Our puritan forefathers, in their earliest struggles and sufferings, were not matured philosophers or perfect politicians. Their consciences were first, perhaps, offended by the mint and cummin of priestly imposition and royal prerogative. But they were soon taught to discriminate the weightier matters of sacerdotal domination and monarchical usurpation. The sarcasm of a taunting adversary may have the appearance of fitness in relation to some disputes. Hume, with the sneer of malignity, remarks, “ some men of the greatest parts and most extensive knowledge that the nation at this time produced, could not enjoy any peace of mind, because obliged to hear prayers offered up to the Divinity by a priest covered with a white linen vestment.” Nevertheless he confesses “the prevalence of the principles of civil liberty was essential to their party.” They felt the necessity of liberty for minor matters, and soon perceived its value in application to greater things; to establish it in attaining the less important, rendered its denial impossible in things vitally affecting religion and the state. At first some attempted to secure conformity by deputy-holding the living; while a more complying vicar administered ordinances in their room. But gradually a bolder courage and more decision were acquired. A Nash, a Drewet, and others, like Cartwright, were shut up in London prisons, and the less honoured were doomed to silence, forbidden to assemble in private, to mourn over either their own or the nation's sins, by the penalties of incarceration. This drove the more exasperated to controversial disputation and polemical strife: rhymes, ballads, letters, and books began to multiply, and the violence of the dominant party only drove the sufferers to more desperate expedients.

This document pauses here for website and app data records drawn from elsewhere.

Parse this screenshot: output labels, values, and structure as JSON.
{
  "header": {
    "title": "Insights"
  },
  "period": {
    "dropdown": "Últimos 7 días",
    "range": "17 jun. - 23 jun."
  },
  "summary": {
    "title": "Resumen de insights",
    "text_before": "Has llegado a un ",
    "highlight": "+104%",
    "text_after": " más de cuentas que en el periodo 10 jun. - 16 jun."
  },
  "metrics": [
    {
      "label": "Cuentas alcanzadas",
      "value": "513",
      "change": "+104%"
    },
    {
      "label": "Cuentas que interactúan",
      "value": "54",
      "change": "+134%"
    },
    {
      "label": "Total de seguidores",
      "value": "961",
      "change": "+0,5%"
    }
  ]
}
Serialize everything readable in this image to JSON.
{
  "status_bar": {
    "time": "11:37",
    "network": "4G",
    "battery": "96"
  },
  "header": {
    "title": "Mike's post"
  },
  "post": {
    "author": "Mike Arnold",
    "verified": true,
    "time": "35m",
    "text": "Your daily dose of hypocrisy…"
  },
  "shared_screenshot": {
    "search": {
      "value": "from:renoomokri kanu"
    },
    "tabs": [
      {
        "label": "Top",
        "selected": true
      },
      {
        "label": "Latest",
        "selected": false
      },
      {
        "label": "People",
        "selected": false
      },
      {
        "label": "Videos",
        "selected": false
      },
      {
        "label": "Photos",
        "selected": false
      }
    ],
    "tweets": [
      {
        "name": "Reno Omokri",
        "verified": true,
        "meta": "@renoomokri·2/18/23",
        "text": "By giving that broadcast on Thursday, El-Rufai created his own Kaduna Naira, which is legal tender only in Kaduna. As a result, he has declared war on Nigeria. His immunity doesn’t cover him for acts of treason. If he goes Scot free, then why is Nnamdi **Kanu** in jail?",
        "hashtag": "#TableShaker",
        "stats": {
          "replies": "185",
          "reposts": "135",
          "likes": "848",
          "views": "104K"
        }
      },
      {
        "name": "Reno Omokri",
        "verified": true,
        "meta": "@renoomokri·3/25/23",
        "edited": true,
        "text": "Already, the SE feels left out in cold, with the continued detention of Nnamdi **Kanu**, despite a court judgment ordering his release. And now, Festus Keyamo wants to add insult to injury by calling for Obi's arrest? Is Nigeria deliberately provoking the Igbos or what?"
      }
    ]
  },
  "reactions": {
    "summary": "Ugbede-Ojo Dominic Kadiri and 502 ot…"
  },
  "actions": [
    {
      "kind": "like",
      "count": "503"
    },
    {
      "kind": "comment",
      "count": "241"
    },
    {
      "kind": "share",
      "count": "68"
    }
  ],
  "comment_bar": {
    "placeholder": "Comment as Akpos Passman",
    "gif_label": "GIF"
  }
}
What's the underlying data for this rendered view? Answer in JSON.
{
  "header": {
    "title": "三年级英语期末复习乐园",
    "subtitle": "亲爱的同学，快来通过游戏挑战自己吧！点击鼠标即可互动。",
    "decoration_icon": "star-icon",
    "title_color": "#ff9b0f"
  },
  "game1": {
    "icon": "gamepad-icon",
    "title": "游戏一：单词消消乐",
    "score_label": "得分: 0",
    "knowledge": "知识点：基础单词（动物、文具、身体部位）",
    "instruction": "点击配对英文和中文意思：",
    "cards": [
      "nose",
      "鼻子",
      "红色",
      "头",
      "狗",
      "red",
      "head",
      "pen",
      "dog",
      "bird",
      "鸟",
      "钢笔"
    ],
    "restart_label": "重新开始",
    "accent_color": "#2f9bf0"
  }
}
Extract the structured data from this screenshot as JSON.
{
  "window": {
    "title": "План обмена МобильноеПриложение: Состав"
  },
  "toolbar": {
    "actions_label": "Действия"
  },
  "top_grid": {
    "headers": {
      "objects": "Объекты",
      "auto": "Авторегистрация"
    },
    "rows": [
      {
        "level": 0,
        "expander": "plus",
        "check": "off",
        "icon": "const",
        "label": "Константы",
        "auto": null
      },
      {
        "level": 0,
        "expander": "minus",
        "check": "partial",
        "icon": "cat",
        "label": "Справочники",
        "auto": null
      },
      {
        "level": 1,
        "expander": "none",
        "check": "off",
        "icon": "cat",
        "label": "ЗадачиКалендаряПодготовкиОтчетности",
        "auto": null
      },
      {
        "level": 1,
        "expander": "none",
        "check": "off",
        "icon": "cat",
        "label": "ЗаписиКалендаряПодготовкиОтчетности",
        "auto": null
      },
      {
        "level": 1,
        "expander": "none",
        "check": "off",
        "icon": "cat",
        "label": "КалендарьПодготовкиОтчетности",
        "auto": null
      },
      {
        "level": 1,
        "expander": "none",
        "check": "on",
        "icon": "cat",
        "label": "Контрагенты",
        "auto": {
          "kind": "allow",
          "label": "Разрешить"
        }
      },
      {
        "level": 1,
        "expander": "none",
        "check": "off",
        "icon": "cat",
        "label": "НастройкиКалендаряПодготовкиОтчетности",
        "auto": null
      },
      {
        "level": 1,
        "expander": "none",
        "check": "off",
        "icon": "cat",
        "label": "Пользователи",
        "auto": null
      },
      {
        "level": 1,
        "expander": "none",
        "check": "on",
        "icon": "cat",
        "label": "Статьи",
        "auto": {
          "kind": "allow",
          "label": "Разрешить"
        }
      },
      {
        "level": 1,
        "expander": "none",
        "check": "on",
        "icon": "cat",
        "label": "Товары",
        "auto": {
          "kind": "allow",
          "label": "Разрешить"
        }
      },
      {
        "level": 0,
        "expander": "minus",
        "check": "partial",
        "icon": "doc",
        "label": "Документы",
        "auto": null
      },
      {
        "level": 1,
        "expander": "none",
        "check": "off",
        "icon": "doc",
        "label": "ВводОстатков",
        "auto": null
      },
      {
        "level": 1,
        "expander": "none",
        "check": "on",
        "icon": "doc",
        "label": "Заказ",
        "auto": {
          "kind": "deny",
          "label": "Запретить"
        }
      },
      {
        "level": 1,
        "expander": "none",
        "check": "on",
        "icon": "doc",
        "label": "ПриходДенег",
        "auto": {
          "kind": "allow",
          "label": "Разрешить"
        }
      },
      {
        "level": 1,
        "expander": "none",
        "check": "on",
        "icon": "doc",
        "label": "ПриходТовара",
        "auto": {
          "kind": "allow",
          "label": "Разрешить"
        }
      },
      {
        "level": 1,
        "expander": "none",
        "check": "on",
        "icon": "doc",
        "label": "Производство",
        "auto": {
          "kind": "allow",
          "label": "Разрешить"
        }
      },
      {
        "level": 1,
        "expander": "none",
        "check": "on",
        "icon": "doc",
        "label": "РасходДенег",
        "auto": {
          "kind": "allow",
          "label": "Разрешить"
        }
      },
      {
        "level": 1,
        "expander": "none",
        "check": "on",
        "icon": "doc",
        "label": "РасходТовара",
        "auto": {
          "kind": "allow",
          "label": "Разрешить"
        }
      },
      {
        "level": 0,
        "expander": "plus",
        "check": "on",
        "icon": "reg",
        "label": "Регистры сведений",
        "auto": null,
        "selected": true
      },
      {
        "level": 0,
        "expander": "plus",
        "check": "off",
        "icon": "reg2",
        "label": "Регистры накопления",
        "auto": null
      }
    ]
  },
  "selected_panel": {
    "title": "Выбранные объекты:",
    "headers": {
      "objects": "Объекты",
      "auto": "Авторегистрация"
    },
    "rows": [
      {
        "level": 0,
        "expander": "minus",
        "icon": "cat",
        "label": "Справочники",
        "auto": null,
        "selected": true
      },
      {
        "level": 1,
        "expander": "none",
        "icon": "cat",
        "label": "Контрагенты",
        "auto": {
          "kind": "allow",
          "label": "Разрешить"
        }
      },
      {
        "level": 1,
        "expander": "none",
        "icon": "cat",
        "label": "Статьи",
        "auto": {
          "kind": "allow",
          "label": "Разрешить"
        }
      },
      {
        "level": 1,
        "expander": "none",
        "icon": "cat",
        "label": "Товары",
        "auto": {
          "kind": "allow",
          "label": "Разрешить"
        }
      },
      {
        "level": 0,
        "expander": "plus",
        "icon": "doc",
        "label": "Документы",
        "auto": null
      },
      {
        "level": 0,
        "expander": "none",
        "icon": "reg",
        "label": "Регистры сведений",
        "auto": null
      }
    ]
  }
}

Larger and more expansive principles were cherished and exercised; instead of submission, supplication to men, and flattering titles to oppressors.
Multitudes were led to separation, and to denounce the established system, its ministers, devotions and ceremonies, as unchristian and injurious. A few Baptist churches had been formed, anda few Independent churches sprung into being at this time. A very few indeed; and the leaders of them were not men of much popular and political influence; but one among them called Robert Brown, took a conspicuous part in the agitation ; and his name gave denomination to a portion of the puritans, hence called Brownists. His adherents were not the only or earliest Congregational Independents in England. But such were the men that thought they should take the Bible only as their guide, and should follow out religious opinion as they traced it in inspired record; that every congregation should have its own government; that they should adopt that form of worship which they found recognised in the scriptures ; that they all should be amenable only to God; and that their communion with one another should be that of brotherly love and of Christian fellowship. These were a few, and a very few indeed, of the Puritans—the Puritans that were the most learned—and you will find some of them
The infidel may sneer at them-read